*EXERCISE DIRECTIONS:* Could you write the entries out again, exactly as they appear?

[[ PROVIDED DATA open ]]

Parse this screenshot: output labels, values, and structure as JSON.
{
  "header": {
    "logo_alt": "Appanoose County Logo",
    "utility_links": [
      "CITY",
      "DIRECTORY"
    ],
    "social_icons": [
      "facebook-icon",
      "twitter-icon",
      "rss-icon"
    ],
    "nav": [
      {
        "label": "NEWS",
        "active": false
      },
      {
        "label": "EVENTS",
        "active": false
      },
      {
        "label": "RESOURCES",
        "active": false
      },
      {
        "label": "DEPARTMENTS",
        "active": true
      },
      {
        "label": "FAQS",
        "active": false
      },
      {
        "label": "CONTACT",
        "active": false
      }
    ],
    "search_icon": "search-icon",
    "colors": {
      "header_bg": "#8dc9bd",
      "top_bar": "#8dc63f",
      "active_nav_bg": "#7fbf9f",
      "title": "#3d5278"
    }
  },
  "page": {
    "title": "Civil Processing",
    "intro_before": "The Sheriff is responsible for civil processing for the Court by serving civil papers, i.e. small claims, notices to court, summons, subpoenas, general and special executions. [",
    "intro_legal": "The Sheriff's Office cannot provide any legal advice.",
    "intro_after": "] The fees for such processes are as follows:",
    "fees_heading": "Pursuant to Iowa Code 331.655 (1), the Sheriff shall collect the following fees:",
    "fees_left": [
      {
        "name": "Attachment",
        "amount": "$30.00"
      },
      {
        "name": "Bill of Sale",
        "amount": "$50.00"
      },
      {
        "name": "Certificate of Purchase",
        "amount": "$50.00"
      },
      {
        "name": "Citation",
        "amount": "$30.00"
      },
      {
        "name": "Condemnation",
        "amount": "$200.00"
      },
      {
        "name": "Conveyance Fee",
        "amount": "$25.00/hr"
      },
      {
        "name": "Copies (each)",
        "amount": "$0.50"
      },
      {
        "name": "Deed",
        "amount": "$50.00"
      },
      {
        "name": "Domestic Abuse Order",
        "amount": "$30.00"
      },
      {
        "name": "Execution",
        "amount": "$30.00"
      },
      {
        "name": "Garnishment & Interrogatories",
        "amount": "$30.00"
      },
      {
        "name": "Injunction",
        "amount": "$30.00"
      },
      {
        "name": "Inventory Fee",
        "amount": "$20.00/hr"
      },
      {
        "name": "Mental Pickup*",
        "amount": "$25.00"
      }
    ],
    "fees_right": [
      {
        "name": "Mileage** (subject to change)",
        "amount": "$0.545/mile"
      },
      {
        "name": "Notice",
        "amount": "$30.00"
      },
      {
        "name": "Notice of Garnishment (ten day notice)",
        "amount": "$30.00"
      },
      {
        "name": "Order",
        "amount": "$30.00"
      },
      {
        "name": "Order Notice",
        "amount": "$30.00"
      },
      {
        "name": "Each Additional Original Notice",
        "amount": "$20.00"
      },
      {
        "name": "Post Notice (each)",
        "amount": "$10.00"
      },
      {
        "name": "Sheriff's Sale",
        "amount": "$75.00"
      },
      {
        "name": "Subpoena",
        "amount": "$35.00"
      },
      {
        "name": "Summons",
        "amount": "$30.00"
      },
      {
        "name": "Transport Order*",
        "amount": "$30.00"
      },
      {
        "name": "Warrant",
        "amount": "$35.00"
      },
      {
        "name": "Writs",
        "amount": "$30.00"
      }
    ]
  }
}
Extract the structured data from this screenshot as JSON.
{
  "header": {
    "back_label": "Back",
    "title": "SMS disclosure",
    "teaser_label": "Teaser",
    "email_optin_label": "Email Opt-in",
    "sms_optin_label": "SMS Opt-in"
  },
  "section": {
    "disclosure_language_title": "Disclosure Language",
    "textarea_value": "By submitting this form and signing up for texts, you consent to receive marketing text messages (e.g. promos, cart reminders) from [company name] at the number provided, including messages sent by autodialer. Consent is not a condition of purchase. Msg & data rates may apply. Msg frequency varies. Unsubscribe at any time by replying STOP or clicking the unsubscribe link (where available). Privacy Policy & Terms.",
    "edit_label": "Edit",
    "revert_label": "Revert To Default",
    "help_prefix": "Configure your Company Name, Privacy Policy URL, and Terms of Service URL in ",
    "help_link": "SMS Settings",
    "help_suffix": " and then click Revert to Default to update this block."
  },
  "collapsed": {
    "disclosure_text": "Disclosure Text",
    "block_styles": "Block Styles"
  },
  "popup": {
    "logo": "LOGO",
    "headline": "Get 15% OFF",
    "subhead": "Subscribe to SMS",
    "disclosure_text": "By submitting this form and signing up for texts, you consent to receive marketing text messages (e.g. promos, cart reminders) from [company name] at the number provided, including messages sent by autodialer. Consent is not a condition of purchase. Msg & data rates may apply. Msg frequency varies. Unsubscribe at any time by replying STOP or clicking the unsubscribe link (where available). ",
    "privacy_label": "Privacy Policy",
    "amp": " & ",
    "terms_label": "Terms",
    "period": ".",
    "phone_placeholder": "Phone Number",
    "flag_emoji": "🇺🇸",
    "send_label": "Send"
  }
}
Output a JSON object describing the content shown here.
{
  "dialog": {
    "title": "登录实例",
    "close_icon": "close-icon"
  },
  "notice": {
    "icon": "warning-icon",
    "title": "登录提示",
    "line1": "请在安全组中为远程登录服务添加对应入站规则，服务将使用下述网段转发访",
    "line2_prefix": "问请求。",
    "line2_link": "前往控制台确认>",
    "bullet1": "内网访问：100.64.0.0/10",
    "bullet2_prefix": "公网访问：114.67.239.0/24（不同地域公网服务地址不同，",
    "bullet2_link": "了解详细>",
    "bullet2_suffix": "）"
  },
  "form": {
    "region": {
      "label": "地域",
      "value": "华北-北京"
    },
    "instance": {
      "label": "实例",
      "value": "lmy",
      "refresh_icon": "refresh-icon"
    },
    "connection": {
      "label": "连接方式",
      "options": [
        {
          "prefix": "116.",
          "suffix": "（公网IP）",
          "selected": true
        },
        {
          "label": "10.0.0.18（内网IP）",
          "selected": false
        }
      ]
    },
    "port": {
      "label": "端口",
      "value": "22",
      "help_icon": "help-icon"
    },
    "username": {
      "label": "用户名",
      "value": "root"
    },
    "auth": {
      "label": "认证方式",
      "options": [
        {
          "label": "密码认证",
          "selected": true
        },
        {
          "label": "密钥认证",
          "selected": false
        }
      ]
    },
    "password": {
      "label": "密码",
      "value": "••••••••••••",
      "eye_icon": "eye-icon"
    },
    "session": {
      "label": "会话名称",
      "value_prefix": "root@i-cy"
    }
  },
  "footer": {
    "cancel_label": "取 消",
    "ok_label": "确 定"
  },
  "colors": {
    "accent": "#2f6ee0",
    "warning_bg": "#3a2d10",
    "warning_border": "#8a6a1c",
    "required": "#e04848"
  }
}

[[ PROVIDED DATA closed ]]

*ANSWER TO THIS EXERCISE:*
Parse this screenshot: output labels, values, and structure as JSON.
{
  "header": {
    "logo_alt": "Appanoose County Logo",
    "utility_links": [
      "CITY",
      "DIRECTORY"
    ],
    "social_icons": [
      "facebook-icon",
      "twitter-icon",
      "rss-icon"
    ],
    "nav": [
      {
        "label": "NEWS",
        "active": false
      },
      {
        "label": "EVENTS",
        "active": false
      },
      {
        "label": "RESOURCES",
        "active": false
      },
      {
        "label": "DEPARTMENTS",
        "active": true
      },
      {
        "label": "FAQS",
        "active": false
      },
      {
        "label": "CONTACT",
        "active": false
      }
    ],
    "search_icon": "search-icon",
    "colors": {
      "header_bg": "#8dc9bd",
      "top_bar": "#8dc63f",
      "active_nav_bg": "#7fbf9f",
      "title": "#3d5278"
    }
  },
  "page": {
    "title": "Civil Processing",
    "intro_before": "The Sheriff is responsible for civil processing for the Court by serving civil papers, i.e. small claims, notices to court, summons, subpoenas, general and special executions. [",
    "intro_legal": "The Sheriff's Office cannot provide any legal advice.",
    "intro_after": "] The fees for such processes are as follows:",
    "fees_heading": "Pursuant to Iowa Code 331.655 (1), the Sheriff shall collect the following fees:",
    "fees_left": [
      {
        "name": "Attachment",
        "amount": "$30.00"
      },
      {
        "name": "Bill of Sale",
        "amount": "$50.00"
      },
      {
        "name": "Certificate of Purchase",
        "amount": "$50.00"
      },
      {
        "name": "Citation",
        "amount": "$30.00"
      },
      {
        "name": "Condemnation",
        "amount": "$200.00"
      },
      {
        "name": "Conveyance Fee",
        "amount": "$25.00/hr"
      },
      {
        "name": "Copies (each)",
        "amount": "$0.50"
      },
      {
        "name": "Deed",
        "amount": "$50.00"
      },
      {
        "name": "Domestic Abuse Order",
        "amount": "$30.00"
      },
      {
        "name": "Execution",
        "amount": "$30.00"
      },
      {
        "name": "Garnishment & Interrogatories",
        "amount": "$30.00"
      },
      {
        "name": "Injunction",
        "amount": "$30.00"
      },
      {
        "name": "Inventory Fee",
        "amount": "$20.00/hr"
      },
      {
        "name": "Mental Pickup*",
        "amount": "$25.00"
      }
    ],
    "fees_right": [
      {
        "name": "Mileage** (subject to change)",
        "amount": "$0.545/mile"
      },
      {
        "name": "Notice",
        "amount": "$30.00"
      },
      {
        "name": "Notice of Garnishment (ten day notice)",
        "amount": "$30.00"
      },
      {
        "name": "Order",
        "amount": "$30.00"
      },
      {
        "name": "Order Notice",
        "amount": "$30.00"
      },
      {
        "name": "Each Additional Original Notice",
        "amount": "$20.00"
      },
      {
        "name": "Post Notice (each)",
        "amount": "$10.00"
      },
      {
        "name": "Sheriff's Sale",
        "amount": "$75.00"
      },
      {
        "name": "Subpoena",
        "amount": "$35.00"
      },
      {
        "name": "Summons",
        "amount": "$30.00"
      },
      {
        "name": "Transport Order*",
        "amount": "$30.00"
      },
      {
        "name": "Warrant",
        "amount": "$35.00"
      },
      {
        "name": "Writs",
        "amount": "$30.00"
      }
    ]
  }
}
Extract the structured data from this screenshot as JSON.
{
  "header": {
    "back_label": "Back",
    "title": "SMS disclosure",
    "teaser_label": "Teaser",
    "email_optin_label": "Email Opt-in",
    "sms_optin_label": "SMS Opt-in"
  },
  "section": {
    "disclosure_language_title": "Disclosure Language",
    "textarea_value": "By submitting this form and signing up for texts, you consent to receive marketing text messages (e.g. promos, cart reminders) from [company name] at the number provided, including messages sent by autodialer. Consent is not a condition of purchase. Msg & data rates may apply. Msg frequency varies. Unsubscribe at any time by replying STOP or clicking the unsubscribe link (where available). Privacy Policy & Terms.",
    "edit_label": "Edit",
    "revert_label": "Revert To Default",
    "help_prefix": "Configure your Company Name, Privacy Policy URL, and Terms of Service URL in ",
    "help_link": "SMS Settings",
    "help_suffix": " and then click Revert to Default to update this block."
  },
  "collapsed": {
    "disclosure_text": "Disclosure Text",
    "block_styles": "Block Styles"
  },
  "popup": {
    "logo": "LOGO",
    "headline": "Get 15% OFF",
    "subhead": "Subscribe to SMS",
    "disclosure_text": "By submitting this form and signing up for texts, you consent to receive marketing text messages (e.g. promos, cart reminders) from [company name] at the number provided, including messages sent by autodialer. Consent is not a condition of purchase. Msg & data rates may apply. Msg frequency varies. Unsubscribe at any time by replying STOP or clicking the unsubscribe link (where available). ",
    "privacy_label": "Privacy Policy",
    "amp": " & ",
    "terms_label": "Terms",
    "period": ".",
    "phone_placeholder": "Phone Number",
    "flag_emoji": "🇺🇸",
    "send_label": "Send"
  }
}
Output a JSON object describing the content shown here.
{
  "dialog": {
    "title": "登录实例",
    "close_icon": "close-icon"
  },
  "notice": {
    "icon": "warning-icon",
    "title": "登录提示",
    "line1": "请在安全组中为远程登录服务添加对应入站规则，服务将使用下述网段转发访",
    "line2_prefix": "问请求。",
    "line2_link": "前往控制台确认>",
    "bullet1": "内网访问：100.64.0.0/10",
    "bullet2_prefix": "公网访问：114.67.239.0/24（不同地域公网服务地址不同，",
    "bullet2_link": "了解详细>",
    "bullet2_suffix": "）"
  },
  "form": {
    "region": {
      "label": "地域",
      "value": "华北-北京"
    },
    "instance": {
      "label": "实例",
      "value": "lmy",
      "refresh_icon": "refresh-icon"
    },
    "connection": {
      "label": "连接方式",
      "options": [
        {
          "prefix": "116.",
          "suffix": "（公网IP）",
          "selected": true
        },
        {
          "label": "10.0.0.18（内网IP）",
          "selected": false
        }
      ]
    },
    "port": {
      "label": "端口",
      "value": "22",
      "help_icon": "help-icon"
    },
    "username": {
      "label": "用户名",
      "value": "root"
    },
    "auth": {
      "label": "认证方式",
      "options": [
        {
          "label": "密码认证",
          "selected": true
        },
        {
          "label": "密钥认证",
          "selected": false
        }
      ]
    },
    "password": {
      "label": "密码",
      "value": "••••••••••••",
      "eye_icon": "eye-icon"
    },
    "session": {
      "label": "会话名称",
      "value_prefix": "root@i-cy"
    }
  },
  "footer": {
    "cancel_label": "取 消",
    "ok_label": "确 定"
  },
  "colors": {
    "accent": "#2f6ee0",
    "warning_bg": "#3a2d10",
    "warning_border": "#8a6a1c",
    "required": "#e04848"
  }
}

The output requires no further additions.